Task to complete: All lines below containing "JSON" are to be listed.

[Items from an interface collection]
= Beginning of Section =

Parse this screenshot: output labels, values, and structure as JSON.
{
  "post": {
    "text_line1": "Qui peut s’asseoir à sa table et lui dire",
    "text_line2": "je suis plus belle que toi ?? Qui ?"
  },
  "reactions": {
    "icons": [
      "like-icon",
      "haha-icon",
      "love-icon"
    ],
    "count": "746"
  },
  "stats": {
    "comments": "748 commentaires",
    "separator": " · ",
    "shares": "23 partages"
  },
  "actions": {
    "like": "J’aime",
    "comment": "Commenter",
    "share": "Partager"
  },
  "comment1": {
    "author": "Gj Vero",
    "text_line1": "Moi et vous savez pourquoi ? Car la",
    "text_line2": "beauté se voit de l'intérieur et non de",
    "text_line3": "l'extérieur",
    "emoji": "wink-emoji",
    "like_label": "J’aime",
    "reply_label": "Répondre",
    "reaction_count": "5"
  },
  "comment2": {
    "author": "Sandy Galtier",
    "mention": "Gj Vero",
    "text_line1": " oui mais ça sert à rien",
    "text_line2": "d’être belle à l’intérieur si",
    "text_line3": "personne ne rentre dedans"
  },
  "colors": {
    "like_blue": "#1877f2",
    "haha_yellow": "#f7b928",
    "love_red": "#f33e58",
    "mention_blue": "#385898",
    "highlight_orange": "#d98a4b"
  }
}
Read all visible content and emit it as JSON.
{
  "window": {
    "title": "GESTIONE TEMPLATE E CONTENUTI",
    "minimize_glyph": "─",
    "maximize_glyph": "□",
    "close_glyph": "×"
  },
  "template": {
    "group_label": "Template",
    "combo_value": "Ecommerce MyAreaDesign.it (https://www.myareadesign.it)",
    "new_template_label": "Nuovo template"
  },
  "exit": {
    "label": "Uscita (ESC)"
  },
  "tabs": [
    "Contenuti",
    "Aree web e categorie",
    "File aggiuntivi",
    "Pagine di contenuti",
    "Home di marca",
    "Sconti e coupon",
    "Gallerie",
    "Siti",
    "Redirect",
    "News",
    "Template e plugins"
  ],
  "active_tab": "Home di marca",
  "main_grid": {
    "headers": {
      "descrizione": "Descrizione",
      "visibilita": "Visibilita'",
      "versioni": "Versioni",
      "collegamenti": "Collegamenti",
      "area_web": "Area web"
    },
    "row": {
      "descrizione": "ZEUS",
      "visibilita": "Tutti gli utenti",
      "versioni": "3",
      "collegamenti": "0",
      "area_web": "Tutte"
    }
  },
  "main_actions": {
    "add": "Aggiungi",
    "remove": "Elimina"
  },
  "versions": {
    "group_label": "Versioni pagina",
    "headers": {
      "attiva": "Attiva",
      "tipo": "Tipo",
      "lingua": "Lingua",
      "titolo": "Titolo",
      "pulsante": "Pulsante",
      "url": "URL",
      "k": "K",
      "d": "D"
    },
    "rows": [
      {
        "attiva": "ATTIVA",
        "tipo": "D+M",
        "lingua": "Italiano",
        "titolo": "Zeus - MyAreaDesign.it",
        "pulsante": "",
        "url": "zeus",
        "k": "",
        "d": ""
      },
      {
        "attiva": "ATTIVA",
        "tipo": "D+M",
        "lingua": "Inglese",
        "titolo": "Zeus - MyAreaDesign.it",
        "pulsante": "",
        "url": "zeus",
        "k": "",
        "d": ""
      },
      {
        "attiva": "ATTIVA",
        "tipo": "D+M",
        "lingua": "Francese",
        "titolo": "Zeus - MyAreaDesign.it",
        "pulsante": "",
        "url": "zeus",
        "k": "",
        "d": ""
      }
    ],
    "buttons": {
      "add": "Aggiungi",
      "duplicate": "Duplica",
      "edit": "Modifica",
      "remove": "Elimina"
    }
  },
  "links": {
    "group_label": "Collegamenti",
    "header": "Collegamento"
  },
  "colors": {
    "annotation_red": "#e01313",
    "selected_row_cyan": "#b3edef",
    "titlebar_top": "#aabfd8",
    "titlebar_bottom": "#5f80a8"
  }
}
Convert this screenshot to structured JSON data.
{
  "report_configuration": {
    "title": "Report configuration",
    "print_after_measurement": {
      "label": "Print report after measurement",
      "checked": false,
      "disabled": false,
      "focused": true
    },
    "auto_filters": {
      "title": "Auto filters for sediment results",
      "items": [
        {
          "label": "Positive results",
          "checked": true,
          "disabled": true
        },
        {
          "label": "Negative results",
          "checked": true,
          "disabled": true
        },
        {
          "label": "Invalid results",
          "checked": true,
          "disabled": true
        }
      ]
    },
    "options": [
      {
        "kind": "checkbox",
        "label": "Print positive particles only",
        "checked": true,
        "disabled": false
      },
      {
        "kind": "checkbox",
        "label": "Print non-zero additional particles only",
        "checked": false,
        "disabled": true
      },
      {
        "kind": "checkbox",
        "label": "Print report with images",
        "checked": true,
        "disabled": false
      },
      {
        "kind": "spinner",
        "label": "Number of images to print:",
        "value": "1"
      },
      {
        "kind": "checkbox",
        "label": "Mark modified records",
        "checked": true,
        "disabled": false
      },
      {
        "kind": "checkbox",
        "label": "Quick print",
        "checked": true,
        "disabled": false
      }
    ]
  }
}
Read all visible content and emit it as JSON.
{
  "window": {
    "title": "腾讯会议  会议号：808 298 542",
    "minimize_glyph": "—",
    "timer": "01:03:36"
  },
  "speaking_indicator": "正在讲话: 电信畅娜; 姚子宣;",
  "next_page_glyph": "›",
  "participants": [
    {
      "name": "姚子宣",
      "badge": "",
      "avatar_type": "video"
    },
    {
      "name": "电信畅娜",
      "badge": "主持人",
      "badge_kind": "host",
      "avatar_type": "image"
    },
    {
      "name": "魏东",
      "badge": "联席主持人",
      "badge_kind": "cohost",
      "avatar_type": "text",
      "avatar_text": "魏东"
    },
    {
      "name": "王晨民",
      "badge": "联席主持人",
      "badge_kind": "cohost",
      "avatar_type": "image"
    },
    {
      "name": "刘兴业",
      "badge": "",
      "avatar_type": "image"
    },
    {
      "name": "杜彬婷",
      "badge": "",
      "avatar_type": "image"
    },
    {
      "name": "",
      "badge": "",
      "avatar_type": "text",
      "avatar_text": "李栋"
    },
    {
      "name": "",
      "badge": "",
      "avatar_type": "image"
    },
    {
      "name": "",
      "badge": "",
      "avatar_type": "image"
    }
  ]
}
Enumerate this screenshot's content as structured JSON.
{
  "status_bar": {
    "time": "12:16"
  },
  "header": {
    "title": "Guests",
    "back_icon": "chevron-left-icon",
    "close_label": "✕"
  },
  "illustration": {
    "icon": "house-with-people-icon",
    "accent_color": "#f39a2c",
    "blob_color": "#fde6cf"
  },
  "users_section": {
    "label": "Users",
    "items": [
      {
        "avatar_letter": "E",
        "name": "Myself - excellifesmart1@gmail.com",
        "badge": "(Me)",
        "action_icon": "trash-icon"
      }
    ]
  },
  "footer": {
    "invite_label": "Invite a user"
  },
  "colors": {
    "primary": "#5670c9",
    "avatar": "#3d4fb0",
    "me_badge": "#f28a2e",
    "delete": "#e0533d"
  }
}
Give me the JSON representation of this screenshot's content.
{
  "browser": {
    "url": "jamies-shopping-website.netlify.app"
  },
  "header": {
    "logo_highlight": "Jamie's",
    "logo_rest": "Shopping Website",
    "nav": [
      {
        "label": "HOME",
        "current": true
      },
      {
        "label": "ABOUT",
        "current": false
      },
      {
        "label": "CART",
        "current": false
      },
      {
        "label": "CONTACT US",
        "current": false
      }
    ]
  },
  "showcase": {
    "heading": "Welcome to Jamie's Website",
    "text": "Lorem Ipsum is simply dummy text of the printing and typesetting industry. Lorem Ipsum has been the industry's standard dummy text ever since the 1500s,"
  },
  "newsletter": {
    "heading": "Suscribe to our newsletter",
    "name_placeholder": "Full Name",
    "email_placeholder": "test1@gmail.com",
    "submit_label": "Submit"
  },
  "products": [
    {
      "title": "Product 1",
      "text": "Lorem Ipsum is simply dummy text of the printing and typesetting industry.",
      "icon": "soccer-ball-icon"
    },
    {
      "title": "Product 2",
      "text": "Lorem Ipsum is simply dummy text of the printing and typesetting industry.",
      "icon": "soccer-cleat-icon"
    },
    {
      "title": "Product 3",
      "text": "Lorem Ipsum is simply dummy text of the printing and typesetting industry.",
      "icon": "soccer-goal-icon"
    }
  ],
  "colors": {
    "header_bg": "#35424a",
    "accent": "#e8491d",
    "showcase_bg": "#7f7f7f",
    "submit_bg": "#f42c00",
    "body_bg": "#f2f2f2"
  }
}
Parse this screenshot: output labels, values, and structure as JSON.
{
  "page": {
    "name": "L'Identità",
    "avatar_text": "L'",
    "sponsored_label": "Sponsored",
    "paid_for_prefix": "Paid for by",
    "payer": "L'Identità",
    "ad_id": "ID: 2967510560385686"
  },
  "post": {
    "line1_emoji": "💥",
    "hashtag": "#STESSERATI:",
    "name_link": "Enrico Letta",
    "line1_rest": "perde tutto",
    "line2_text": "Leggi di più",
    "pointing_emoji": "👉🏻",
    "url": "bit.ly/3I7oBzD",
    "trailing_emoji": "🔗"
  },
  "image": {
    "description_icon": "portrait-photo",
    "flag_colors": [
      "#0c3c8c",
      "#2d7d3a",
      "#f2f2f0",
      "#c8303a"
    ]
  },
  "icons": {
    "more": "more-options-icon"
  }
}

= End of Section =

Result:
Parse this screenshot: output labels, values, and structure as JSON.
Read all visible content and emit it as JSON.
Convert this screenshot to structured JSON data.
Read all visible content and emit it as JSON.
Enumerate this screenshot's content as structured JSON.
Give me the JSON representation of this screenshot's content.
Parse this screenshot: output labels, values, and structure as JSON.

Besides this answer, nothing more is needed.